** ACTION ITEM **
Isolate every line in the data with the string "screenshot" and copy it.

☆ ☆ ☆ ☆ ☆

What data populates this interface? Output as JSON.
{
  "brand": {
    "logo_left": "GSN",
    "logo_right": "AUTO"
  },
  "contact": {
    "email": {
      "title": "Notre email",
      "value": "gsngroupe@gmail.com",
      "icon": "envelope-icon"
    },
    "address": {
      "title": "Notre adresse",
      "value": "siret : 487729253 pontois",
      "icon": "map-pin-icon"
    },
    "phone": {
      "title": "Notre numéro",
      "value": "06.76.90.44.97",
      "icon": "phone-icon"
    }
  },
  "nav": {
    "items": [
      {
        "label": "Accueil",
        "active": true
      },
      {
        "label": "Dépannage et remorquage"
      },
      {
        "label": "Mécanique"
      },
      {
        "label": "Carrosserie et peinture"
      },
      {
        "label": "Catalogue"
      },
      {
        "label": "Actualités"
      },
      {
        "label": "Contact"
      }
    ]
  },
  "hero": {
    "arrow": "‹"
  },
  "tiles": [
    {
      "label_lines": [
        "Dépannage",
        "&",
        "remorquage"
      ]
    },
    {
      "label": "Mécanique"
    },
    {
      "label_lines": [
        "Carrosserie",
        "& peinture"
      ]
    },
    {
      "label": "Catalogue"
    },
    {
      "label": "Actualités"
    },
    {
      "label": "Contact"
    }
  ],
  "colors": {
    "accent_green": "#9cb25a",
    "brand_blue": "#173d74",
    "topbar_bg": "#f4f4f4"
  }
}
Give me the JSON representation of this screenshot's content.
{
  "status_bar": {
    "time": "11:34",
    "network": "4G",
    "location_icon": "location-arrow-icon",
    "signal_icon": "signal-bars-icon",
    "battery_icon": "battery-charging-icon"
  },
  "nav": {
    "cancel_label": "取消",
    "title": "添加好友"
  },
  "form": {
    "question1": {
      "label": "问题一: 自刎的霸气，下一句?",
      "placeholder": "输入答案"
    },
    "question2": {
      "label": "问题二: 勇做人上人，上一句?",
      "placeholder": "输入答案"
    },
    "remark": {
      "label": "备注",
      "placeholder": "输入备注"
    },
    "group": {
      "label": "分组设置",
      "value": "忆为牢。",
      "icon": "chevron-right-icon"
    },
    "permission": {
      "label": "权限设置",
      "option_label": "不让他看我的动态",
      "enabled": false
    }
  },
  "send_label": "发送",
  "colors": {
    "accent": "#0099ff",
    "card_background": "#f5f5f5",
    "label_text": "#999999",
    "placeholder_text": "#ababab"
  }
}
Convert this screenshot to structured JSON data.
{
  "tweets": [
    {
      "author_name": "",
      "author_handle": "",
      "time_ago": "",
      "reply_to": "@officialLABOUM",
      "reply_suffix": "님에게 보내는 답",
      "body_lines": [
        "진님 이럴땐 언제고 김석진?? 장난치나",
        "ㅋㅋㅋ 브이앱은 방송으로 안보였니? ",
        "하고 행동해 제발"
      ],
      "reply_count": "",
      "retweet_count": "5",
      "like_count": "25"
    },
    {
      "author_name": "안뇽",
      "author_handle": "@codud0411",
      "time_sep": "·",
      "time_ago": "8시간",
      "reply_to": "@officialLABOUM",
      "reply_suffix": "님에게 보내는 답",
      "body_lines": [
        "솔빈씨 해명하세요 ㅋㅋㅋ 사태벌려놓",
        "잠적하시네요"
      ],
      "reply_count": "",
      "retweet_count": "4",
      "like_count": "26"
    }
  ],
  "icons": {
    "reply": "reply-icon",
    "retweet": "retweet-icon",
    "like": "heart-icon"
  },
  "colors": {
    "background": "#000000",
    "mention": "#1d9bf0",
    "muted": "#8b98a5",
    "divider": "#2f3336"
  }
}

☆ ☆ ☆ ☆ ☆

** TASK OUTPUT **
Give me the JSON representation of this screenshot's content.
Convert this screenshot to structured JSON data.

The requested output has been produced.